In an article reflecting on the events of the State of the Nation address, ANC secretary-general Gwede Mantashe correctly noted that the media and many other commentators overly focused on the disruptions in Parliament and paid little attention to the contents of the speech.
The effect was to shift public attention from the substantive matters of governance and development in the address by President Jacob Zuma to a preoccupation with side shows.
This observation can be extended to the manner in which the dominant voices in mainstream media have framed how public discourse should assess the performance of the government.
It is particularly relevant if one considers the many achievements of the ANC government under Zuma that do not feature prominently in this framing of public discourse.
The strategic advances made by the ANC government are hidden from public reflection behind the negative, vitriolic and personalised commentary that dominates national discourse.
Public conversation is less about the delivery of government on its stated objectives. It is based more on the personal hatred that some people harbour for the ANC and the President.
This robs people of the opportunity to see the great strides the Zuma administration has made.
Chief among the remarkable achievements of the ANC government under Zuma has been the production of the National Development Plan (NDP).
The NDP is a long-term plan for South Africa’s development and a vision for social reconstruction.
It is a strategic policy framework whose value lies in its capacity to forge parameters for the engagement of social forces in a long-term endgame that binds society behind a common national vision.
There are numerous areas of social policy in which South Africa has made significant progress. These range from advances in public health policy to such things as incremental allocations in social grants as part of an effective social safety net that prevents abject poverty.
The national health insurance scheme that is being rolled out has led to remarkable progress being made in the revamping of public health facilities in the trial regions.
The long-term imprint of the scheme will be the availability of modern health facilities with advanced technological capabilities in historically underdeveloped regions of our country.
The full implementation of the national health insurance scheme will radically restructure the sector, providing access to health care for the vast majority of South Africans who cannot afford medical aid.
Similarly, over the years the ANC government has rolled out progressive reforms in the education sector. The basic education situation is improving, with indications of stability and coherence in planning.
Among these progressive reforms has been the conversion of the National Student Financial Aid Scheme into a bursary for successful final-year students.
In the further education and training sector, all needy students are granted full bursary allocations that are a variation of free education.
The Zuma administration has succeeded in the founding of the first post-1994 universities through the building of the Sol Plaatjie University, the University of Mpumalanga and the Sefako Makgatho University for Health Sciences.
Of course, much more needs to be done in the transformation of the education sector, but these achievements have laid a solid foundation for the future.

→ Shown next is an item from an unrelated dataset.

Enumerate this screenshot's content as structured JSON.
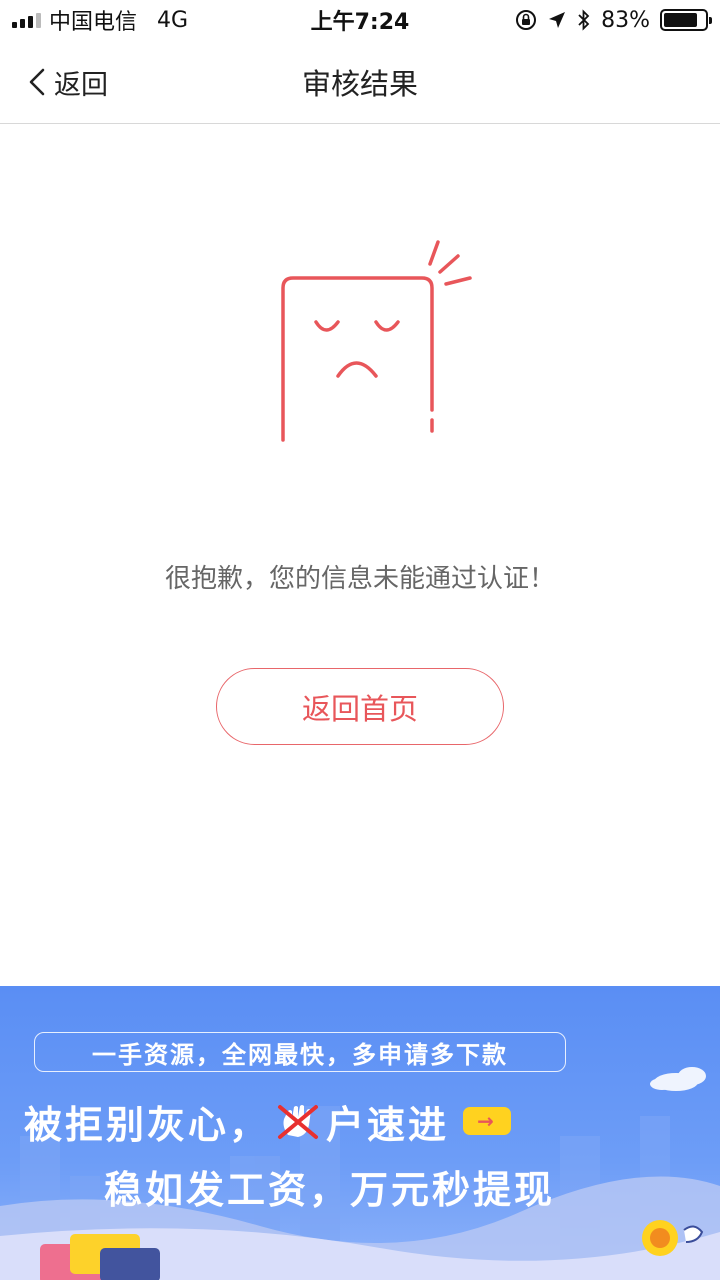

The global financial crisis wreaked havoc in many economies of the global north. Continental Europe was hardest hit by the financial meltdown and major bickering continues about how the euro zone can extricate itself from a position where a second collapse seems imminent.
How did South Africa sidestep the effects of economic collapse in the euro zone, given its high trade relations then?
The Zuma administration consolidated an effective fiscal package that halted a windfall shedding of jobs and managed to place the manufacturing sector on the path of positive growth again.
The manufacturing competition enhancement programme is among the strategic fiscal cushions that prevented that possible windfall in most of our manufacturing industries and has initiated positive growth trends.
The automotive industry greatly benefited from the fiscal support package under the automotives investment scheme and has entered positive growth territory.
Public spending in public infrastructure and other social assets has progressively sustained industries and created employment opportunities.
Without these interventions, we could have been far worse off than we are.
Overall, this administration has achieved greater economic stability in the face of the global economic volatility of the past seven years.
Despite the hardship the global economy has experienced, South Africa has sidestepped a possible rollback of the progressive social safety net interventions and managed to roll out more delivery in crucial areas of social capital.
In my next offering, I will draw the reader’s attention to the major impact that the consolidated infrastructure plan has had on our economy.
It is crucial to highlight all these progressive interventions to put the brakes on the ultra-pessimism bordering on Afropessimism that dominates the mainstream media.
Of course, all these things have been buried beneath the heap of malicious commentary and hostility directed at the ANC, the government and the person of President Zuma.
When rational discourse is established and facts are given primacy, the commendable legacy of President Zuma will speak for itself beyond what the hogwash commentary and opposition opportunism make of it.
A culture of a balanced contestation of facts has to be engendered in public discourse for the sake of a positive climate of political criticism and contestation.
By Mzwandile Masina